### PROBLEM DESCRIPTION
What you return should be the lines of the data containing "title", each in full.

[Start of section]

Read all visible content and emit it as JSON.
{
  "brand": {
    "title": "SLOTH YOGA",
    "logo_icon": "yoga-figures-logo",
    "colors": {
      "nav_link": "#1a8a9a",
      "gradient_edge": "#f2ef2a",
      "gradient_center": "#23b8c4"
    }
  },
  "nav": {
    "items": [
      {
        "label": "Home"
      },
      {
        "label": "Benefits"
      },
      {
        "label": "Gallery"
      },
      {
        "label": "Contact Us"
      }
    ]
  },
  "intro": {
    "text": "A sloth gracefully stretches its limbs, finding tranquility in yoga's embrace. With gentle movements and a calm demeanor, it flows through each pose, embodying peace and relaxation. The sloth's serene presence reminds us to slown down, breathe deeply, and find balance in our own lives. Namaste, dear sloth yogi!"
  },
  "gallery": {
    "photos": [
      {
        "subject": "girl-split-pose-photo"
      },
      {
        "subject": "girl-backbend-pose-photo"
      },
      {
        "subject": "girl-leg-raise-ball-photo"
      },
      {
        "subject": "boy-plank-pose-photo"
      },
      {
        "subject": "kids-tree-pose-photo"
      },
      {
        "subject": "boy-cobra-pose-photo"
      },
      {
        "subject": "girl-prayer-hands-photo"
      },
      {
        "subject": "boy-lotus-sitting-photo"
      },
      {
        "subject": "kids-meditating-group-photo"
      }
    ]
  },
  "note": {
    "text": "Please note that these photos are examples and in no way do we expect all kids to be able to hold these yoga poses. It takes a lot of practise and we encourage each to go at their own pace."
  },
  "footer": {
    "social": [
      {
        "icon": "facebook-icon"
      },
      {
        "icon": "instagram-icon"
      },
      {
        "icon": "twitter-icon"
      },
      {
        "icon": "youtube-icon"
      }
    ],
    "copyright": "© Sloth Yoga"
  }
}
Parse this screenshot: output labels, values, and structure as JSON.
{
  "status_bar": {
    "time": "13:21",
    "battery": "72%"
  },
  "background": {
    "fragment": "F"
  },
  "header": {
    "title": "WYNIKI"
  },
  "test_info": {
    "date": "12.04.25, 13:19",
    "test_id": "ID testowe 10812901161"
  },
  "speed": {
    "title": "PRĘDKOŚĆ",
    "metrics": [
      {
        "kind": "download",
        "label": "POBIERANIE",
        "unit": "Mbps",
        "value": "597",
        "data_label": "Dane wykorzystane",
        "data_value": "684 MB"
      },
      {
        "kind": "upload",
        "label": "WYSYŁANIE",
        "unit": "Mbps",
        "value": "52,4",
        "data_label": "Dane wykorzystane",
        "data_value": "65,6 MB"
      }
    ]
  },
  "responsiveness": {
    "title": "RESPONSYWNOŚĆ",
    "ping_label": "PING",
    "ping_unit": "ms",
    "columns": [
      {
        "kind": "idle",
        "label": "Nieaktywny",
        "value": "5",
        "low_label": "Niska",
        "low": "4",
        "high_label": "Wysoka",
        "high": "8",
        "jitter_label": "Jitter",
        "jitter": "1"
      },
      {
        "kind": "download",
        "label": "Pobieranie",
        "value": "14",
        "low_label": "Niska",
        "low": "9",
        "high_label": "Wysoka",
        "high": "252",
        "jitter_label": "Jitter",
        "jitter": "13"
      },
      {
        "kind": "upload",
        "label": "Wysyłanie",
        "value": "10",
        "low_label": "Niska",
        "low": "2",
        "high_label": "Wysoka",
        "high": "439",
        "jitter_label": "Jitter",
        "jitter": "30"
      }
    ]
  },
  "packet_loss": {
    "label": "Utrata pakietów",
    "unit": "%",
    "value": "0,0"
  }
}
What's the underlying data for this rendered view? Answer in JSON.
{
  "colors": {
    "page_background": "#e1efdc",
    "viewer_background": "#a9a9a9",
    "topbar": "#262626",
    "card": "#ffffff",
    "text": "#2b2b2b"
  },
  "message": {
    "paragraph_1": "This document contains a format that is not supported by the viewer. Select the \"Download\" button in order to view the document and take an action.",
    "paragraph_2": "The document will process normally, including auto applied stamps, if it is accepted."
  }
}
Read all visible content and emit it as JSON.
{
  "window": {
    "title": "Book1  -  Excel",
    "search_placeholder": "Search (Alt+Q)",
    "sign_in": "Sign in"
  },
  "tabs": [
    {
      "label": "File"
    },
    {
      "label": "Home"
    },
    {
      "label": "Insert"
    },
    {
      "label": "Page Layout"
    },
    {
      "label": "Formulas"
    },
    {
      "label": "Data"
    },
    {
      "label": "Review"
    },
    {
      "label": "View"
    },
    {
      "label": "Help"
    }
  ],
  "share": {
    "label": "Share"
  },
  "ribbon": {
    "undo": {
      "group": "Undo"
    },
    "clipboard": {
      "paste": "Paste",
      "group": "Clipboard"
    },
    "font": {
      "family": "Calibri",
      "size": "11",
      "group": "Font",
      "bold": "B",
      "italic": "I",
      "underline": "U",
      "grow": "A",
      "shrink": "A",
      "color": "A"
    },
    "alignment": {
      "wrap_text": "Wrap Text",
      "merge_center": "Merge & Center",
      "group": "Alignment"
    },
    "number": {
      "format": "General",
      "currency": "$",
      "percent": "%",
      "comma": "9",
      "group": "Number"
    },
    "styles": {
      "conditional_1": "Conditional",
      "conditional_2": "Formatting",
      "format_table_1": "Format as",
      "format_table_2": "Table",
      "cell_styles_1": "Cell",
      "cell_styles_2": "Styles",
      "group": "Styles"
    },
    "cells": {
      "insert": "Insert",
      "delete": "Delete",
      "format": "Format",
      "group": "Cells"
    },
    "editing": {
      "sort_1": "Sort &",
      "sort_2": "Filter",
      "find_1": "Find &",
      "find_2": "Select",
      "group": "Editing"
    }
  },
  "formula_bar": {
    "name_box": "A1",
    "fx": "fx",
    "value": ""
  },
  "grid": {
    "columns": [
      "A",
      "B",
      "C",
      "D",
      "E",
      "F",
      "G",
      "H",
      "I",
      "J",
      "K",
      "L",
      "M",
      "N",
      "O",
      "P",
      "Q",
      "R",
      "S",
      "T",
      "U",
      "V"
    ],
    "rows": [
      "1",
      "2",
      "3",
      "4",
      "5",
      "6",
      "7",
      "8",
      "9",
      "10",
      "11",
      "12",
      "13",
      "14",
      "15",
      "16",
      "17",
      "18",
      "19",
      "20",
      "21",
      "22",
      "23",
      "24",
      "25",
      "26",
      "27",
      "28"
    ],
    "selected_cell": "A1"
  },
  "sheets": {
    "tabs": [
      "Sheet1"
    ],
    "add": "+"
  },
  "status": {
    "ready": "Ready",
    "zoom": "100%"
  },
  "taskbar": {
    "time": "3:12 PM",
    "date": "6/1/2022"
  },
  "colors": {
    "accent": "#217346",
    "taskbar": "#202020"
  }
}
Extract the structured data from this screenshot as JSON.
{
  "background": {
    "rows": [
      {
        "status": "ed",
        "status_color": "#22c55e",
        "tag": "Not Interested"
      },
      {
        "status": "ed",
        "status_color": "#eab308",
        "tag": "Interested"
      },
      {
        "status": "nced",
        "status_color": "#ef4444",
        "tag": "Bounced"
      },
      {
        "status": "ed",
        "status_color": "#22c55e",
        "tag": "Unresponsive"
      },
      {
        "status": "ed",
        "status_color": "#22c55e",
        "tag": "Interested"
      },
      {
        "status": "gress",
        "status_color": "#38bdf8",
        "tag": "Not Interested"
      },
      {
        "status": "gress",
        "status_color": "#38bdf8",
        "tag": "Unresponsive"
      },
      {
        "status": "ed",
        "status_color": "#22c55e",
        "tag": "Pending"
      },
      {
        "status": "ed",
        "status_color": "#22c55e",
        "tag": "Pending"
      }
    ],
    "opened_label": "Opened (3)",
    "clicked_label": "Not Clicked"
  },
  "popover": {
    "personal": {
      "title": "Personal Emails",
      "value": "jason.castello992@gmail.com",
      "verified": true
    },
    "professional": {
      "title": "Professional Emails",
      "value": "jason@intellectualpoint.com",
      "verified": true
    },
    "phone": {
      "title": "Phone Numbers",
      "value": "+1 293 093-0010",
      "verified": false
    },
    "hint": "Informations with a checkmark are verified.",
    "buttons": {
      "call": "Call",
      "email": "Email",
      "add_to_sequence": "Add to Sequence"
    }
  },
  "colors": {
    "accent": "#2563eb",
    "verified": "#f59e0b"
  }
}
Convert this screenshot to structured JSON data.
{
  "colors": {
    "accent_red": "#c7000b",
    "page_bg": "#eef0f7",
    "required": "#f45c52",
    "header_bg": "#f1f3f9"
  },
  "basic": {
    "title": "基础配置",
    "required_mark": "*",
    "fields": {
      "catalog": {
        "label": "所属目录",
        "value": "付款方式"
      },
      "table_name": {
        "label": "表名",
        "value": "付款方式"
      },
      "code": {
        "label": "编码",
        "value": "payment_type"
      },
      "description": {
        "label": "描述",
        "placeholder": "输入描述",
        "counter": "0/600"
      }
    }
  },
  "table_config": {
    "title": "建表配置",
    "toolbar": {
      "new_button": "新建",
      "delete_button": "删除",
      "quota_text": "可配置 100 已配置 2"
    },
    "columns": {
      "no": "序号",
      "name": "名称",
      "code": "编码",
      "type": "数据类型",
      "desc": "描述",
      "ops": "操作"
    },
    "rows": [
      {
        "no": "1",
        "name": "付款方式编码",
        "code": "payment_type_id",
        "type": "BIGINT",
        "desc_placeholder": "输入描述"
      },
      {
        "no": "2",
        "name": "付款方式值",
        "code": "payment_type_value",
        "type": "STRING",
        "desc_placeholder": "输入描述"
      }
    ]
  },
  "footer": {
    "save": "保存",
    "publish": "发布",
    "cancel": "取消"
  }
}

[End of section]

### SOLUTION TO THE EXERCISE
    "title": "SLOTH YOGA",
    "title": "WYNIKI"
    "title": "PRĘDKOŚĆ",
    "title": "RESPONSYWNOŚĆ",
    "title": "Book1  -  Excel",
      "title": "Personal Emails",
      "title": "Professional Emails",
      "title": "Phone Numbers",
    "title": "基础配置",
    "title": "建表配置",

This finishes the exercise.